══ INPUT ══
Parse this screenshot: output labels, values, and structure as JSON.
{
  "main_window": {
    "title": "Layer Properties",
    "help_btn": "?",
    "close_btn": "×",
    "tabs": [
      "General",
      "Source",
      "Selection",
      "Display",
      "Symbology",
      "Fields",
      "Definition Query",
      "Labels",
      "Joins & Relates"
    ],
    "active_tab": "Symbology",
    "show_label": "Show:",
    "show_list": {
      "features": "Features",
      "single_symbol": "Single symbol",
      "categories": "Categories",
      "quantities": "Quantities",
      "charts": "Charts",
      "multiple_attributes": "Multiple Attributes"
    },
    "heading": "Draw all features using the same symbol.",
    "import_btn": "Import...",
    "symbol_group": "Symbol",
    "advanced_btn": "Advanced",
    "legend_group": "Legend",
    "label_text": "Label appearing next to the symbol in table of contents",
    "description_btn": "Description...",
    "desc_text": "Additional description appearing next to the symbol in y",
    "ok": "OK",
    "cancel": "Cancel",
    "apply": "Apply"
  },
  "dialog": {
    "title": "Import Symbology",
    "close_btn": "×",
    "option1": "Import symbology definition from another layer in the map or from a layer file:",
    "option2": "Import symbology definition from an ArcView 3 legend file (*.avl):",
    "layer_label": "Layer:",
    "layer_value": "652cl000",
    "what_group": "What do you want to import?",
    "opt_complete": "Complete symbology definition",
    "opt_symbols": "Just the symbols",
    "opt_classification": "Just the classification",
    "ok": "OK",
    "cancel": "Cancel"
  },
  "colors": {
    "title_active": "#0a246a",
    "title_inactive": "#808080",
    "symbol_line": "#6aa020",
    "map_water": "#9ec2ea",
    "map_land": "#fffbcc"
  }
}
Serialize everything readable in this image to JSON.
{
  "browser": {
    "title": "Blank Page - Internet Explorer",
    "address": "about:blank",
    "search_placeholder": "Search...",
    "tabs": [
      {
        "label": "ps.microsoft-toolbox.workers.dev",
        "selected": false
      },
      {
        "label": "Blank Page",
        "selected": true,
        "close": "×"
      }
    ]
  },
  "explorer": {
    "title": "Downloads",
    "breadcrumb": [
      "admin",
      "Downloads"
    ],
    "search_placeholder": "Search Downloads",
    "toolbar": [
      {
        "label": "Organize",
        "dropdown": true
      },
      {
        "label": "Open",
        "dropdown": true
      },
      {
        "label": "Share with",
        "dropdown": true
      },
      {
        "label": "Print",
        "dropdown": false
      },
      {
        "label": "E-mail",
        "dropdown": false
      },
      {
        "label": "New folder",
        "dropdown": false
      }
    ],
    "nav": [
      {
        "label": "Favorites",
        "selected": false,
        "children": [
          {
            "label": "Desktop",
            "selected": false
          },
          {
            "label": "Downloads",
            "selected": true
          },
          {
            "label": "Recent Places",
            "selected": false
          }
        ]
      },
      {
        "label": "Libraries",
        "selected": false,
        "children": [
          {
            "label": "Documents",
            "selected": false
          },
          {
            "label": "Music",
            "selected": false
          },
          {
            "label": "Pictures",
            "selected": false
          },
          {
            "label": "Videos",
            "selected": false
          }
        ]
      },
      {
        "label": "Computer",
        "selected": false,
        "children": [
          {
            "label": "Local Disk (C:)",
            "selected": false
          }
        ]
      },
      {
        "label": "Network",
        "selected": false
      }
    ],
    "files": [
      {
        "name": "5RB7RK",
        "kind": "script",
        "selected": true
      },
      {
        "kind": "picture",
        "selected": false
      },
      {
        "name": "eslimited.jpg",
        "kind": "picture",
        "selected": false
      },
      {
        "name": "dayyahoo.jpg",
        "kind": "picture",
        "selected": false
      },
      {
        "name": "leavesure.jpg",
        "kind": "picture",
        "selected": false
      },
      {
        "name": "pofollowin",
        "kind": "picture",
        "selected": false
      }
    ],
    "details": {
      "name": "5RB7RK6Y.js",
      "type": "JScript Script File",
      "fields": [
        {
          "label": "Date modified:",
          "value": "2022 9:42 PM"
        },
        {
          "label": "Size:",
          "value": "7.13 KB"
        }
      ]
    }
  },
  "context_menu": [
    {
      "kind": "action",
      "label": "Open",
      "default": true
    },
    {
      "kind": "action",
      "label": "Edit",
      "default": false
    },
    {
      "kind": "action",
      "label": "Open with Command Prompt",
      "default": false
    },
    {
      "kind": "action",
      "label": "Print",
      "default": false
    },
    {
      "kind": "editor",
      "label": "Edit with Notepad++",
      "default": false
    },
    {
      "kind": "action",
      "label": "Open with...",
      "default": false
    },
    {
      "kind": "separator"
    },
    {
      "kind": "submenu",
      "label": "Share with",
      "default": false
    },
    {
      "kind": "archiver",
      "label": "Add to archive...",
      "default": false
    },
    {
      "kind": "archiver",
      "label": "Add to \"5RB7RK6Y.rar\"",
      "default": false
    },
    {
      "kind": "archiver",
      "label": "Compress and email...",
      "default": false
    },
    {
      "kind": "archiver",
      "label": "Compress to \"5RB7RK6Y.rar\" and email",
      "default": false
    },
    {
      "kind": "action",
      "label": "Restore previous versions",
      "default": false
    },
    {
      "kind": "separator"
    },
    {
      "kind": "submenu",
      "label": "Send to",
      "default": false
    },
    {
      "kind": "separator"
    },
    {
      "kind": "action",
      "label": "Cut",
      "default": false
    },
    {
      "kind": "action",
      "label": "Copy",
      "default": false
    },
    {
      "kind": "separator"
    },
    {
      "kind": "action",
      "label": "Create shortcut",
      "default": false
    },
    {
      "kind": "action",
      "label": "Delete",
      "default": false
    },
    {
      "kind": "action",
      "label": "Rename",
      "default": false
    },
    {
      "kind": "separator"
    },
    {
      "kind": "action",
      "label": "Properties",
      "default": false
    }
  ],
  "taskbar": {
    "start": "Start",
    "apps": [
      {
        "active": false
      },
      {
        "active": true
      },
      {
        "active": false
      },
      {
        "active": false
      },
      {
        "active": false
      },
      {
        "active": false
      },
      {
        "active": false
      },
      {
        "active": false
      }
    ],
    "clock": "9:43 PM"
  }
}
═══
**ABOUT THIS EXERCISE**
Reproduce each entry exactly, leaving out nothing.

**ANSWER AREA**
Parse this screenshot: output labels, values, and structure as JSON.
{
  "main_window": {
    "title": "Layer Properties",
    "help_btn": "?",
    "close_btn": "×",
    "tabs": [
      "General",
      "Source",
      "Selection",
      "Display",
      "Symbology",
      "Fields",
      "Definition Query",
      "Labels",
      "Joins & Relates"
    ],
    "active_tab": "Symbology",
    "show_label": "Show:",
    "show_list": {
      "features": "Features",
      "single_symbol": "Single symbol",
      "categories": "Categories",
      "quantities": "Quantities",
      "charts": "Charts",
      "multiple_attributes": "Multiple Attributes"
    },
    "heading": "Draw all features using the same symbol.",
    "import_btn": "Import...",
    "symbol_group": "Symbol",
    "advanced_btn": "Advanced",
    "legend_group": "Legend",
    "label_text": "Label appearing next to the symbol in table of contents",
    "description_btn": "Description...",
    "desc_text": "Additional description appearing next to the symbol in y",
    "ok": "OK",
    "cancel": "Cancel",
    "apply": "Apply"
  },
  "dialog": {
    "title": "Import Symbology",
    "close_btn": "×",
    "option1": "Import symbology definition from another layer in the map or from a layer file:",
    "option2": "Import symbology definition from an ArcView 3 legend file (*.avl):",
    "layer_label": "Layer:",
    "layer_value": "652cl000",
    "what_group": "What do you want to import?",
    "opt_complete": "Complete symbology definition",
    "opt_symbols": "Just the symbols",
    "opt_classification": "Just the classification",
    "ok": "OK",
    "cancel": "Cancel"
  },
  "colors": {
    "title_active": "#0a246a",
    "title_inactive": "#808080",
    "symbol_line": "#6aa020",
    "map_water": "#9ec2ea",
    "map_land": "#fffbcc"
  }
}
Serialize everything readable in this image to JSON.
{
  "browser": {
    "title": "Blank Page - Internet Explorer",
    "address": "about:blank",
    "search_placeholder": "Search...",
    "tabs": [
      {
        "label": "ps.microsoft-toolbox.workers.dev",
        "selected": false
      },
      {
        "label": "Blank Page",
        "selected": true,
        "close": "×"
      }
    ]
  },
  "explorer": {
    "title": "Downloads",
    "breadcrumb": [
      "admin",
      "Downloads"
    ],
    "search_placeholder": "Search Downloads",
    "toolbar": [
      {
        "label": "Organize",
        "dropdown": true
      },
      {
        "label": "Open",
        "dropdown": true
      },
      {
        "label": "Share with",
        "dropdown": true
      },
      {
        "label": "Print",
        "dropdown": false
      },
      {
        "label": "E-mail",
        "dropdown": false
      },
      {
        "label": "New folder",
        "dropdown": false
      }
    ],
    "nav": [
      {
        "label": "Favorites",
        "selected": false,
        "children": [
          {
            "label": "Desktop",
            "selected": false
          },
          {
            "label": "Downloads",
            "selected": true
          },
          {
            "label": "Recent Places",
            "selected": false
          }
        ]
      },
      {
        "label": "Libraries",
        "selected": false,
        "children": [
          {
            "label": "Documents",
            "selected": false
          },
          {
            "label": "Music",
            "selected": false
          },
          {
            "label": "Pictures",
            "selected": false
          },
          {
            "label": "Videos",
            "selected": false
          }
        ]
      },
      {
        "label": "Computer",
        "selected": false,
        "children": [
          {
            "label": "Local Disk (C:)",
            "selected": false
          }
        ]
      },
      {
        "label": "Network",
        "selected": false
      }
    ],
    "files": [
      {
        "name": "5RB7RK",
        "kind": "script",
        "selected": true
      },
      {
        "kind": "picture",
        "selected": false
      },
      {
        "name": "eslimited.jpg",
        "kind": "picture",
        "selected": false
      },
      {
        "name": "dayyahoo.jpg",
        "kind": "picture",
        "selected": false
      },
      {
        "name": "leavesure.jpg",
        "kind": "picture",
        "selected": false
      },
      {
        "name": "pofollowin",
        "kind": "picture",
        "selected": false
      }
    ],
    "details": {
      "name": "5RB7RK6Y.js",
      "type": "JScript Script File",
      "fields": [
        {
          "label": "Date modified:",
          "value": "2022 9:42 PM"
        },
        {
          "label": "Size:",
          "value": "7.13 KB"
        }
      ]
    }
  },
  "context_menu": [
    {
      "kind": "action",
      "label": "Open",
      "default": true
    },
    {
      "kind": "action",
      "label": "Edit",
      "default": false
    },
    {
      "kind": "action",
      "label": "Open with Command Prompt",
      "default": false
    },
    {
      "kind": "action",
      "label": "Print",
      "default": false
    },
    {
      "kind": "editor",
      "label": "Edit with Notepad++",
      "default": false
    },
    {
      "kind": "action",
      "label": "Open with...",
      "default": false
    },
    {
      "kind": "separator"
    },
    {
      "kind": "submenu",
      "label": "Share with",
      "default": false
    },
    {
      "kind": "archiver",
      "label": "Add to archive...",
      "default": false
    },
    {
      "kind": "archiver",
      "label": "Add to \"5RB7RK6Y.rar\"",
      "default": false
    },
    {
      "kind": "archiver",
      "label": "Compress and email...",
      "default": false
    },
    {
      "kind": "archiver",
      "label": "Compress to \"5RB7RK6Y.rar\" and email",
      "default": false
    },
    {
      "kind": "action",
      "label": "Restore previous versions",
      "default": false
    },
    {
      "kind": "separator"
    },
    {
      "kind": "submenu",
      "label": "Send to",
      "default": false
    },
    {
      "kind": "separator"
    },
    {
      "kind": "action",
      "label": "Cut",
      "default": false
    },
    {
      "kind": "action",
      "label": "Copy",
      "default": false
    },
    {
      "kind": "separator"
    },
    {
      "kind": "action",
      "label": "Create shortcut",
      "default": false
    },
    {
      "kind": "action",
      "label": "Delete",
      "default": false
    },
    {
      "kind": "action",
      "label": "Rename",
      "default": false
    },
    {
      "kind": "separator"
    },
    {
      "kind": "action",
      "label": "Properties",
      "default": false
    }
  ],
  "taskbar": {
    "start": "Start",
    "apps": [
      {
        "active": false
      },
      {
        "active": true
      },
      {
        "active": false
      },
      {
        "active": false
      },
      {
        "active": false
      },
      {
        "active": false
      },
      {
        "active": false
      },
      {
        "active": false
      }
    ],
    "clock": "9:43 PM"
  }
}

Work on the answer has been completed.